   Really.  What do people like Phipps mean when they say “evil?” Is it evil, really, when people are given something without working and sweating for it?  Is getting something for nothing so bad – even when it would make life easier for many of those who loudly say this – that it’s evil?  Is this really something worthy of the devil? 
   The bigger question, though, is this: If people see others as evil, how can they work with them to get anything done?  How can they negotiate and compromise with  those they see as not only not worthy but not human?
   We see this continuing impasse and gridlock already when, despite talk of a “Burbon Summit,”  Mitch McConnell, the expected leader of the newly Republican-dominated Senate who once famously said that his party’s top priority should be to make Obama a “one-term president” and saddle him with “an inventory of losses, stated that Obama’s promise to take action on immigration was “like waving a red flag flag in front of a bull.” He has also said that such a move would “poison the well” for any compromises between the president and the congress in the next two years. 
   As if the well wasn’t already poisoned.    

Monday, October 27, 2014

Modern drama
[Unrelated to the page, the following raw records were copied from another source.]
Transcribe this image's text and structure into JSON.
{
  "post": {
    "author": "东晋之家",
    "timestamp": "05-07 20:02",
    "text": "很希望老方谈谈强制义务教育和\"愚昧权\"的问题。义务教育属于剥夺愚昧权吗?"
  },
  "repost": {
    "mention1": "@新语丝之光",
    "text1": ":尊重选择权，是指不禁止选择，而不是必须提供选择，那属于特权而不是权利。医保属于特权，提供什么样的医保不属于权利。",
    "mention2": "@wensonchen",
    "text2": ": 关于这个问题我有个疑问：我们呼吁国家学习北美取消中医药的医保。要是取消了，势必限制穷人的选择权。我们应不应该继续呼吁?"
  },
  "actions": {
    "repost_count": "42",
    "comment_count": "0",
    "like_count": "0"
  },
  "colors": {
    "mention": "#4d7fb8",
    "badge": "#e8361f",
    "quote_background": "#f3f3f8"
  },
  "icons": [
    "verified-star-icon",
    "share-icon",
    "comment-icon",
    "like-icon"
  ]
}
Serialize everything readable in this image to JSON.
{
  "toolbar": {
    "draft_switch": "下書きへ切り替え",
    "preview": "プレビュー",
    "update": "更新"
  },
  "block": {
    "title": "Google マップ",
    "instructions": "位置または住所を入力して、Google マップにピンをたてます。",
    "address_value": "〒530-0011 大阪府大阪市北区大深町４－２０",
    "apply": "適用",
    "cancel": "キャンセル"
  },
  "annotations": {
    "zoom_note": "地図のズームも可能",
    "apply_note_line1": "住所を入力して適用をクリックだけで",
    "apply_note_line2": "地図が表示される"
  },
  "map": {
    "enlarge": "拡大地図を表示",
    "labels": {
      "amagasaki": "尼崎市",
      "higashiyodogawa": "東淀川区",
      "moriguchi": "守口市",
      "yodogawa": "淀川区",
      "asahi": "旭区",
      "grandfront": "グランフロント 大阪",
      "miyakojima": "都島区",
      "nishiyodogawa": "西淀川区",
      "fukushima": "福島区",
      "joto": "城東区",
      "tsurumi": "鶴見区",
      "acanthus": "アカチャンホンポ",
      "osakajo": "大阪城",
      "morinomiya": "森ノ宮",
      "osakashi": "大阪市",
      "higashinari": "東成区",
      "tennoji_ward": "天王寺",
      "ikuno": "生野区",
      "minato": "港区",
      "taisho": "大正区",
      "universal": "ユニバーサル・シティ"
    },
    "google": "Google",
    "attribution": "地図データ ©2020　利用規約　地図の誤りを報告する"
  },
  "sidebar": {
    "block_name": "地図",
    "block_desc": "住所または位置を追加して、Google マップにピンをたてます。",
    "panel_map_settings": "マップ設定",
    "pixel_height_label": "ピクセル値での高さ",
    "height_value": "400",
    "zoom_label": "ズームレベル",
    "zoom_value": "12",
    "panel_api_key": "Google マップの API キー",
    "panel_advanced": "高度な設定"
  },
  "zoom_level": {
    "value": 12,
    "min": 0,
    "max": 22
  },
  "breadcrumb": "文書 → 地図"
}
   Two weekends ago, I saw Happy Days, Samuel Beckett’s play about Winnie who is buried up to her breasts in Act 1 and up to her neck in Act 2 and how she cheerfully makes the best of a horrifying situation, as her death literally engulfs her, with minimal companionship and assistance from her grunting partner, Willie. I had read the play in college and had always wanted to see how it was done on stage, and it was a real treat to see this fine production at the Theater at Boston Court in Pasadena that featured a stunningly realistic portrayal of Winnie by Brooke Adams. 
   Seeing the production brought up a couple memories.
   I had read the play when I took a course on Beckett, in which we read nearly if not all of his works.  By the end of the quarter, I found myself thinking like a blabbering idiot, my thoughts taking the form of rants and mumblings with constantly repeated phrases and circular reasoning.  It was not unlike when I took a course on Edmund Spenser’s The Faerie Queene and ended up thinking in rhymes. 
   Some years earlier, when my family was living in London for a year, I read Waiting for Godot in school and gave it to my mom after I was done.  When she read it, she was furious!   She couldn’t understand why Beckett had written it and kept asking me, with considerable bitterness, “What does it mean?” outraged that there was no resolution, no Godot, at the end.  Which was exactly Beckett’s point. 
   Also, I happened to see Pomona College’s production of Chekhov’s Uncle Vanya a few weeks ago.  I had never seen or read the play.  At the risk of sounding ignorant, it really struck me that Chekhov really wasn’t that far from Beckett and the theater of the absurd, with his characters going on about how miserable they are and how they have to endure, albeit in a more conventional setting.  (I also loved having seen Durang’s Chekhov take-off, Vanya, Sonia, Mosha and Spike, earlier this year at the Mark Taper Forum.)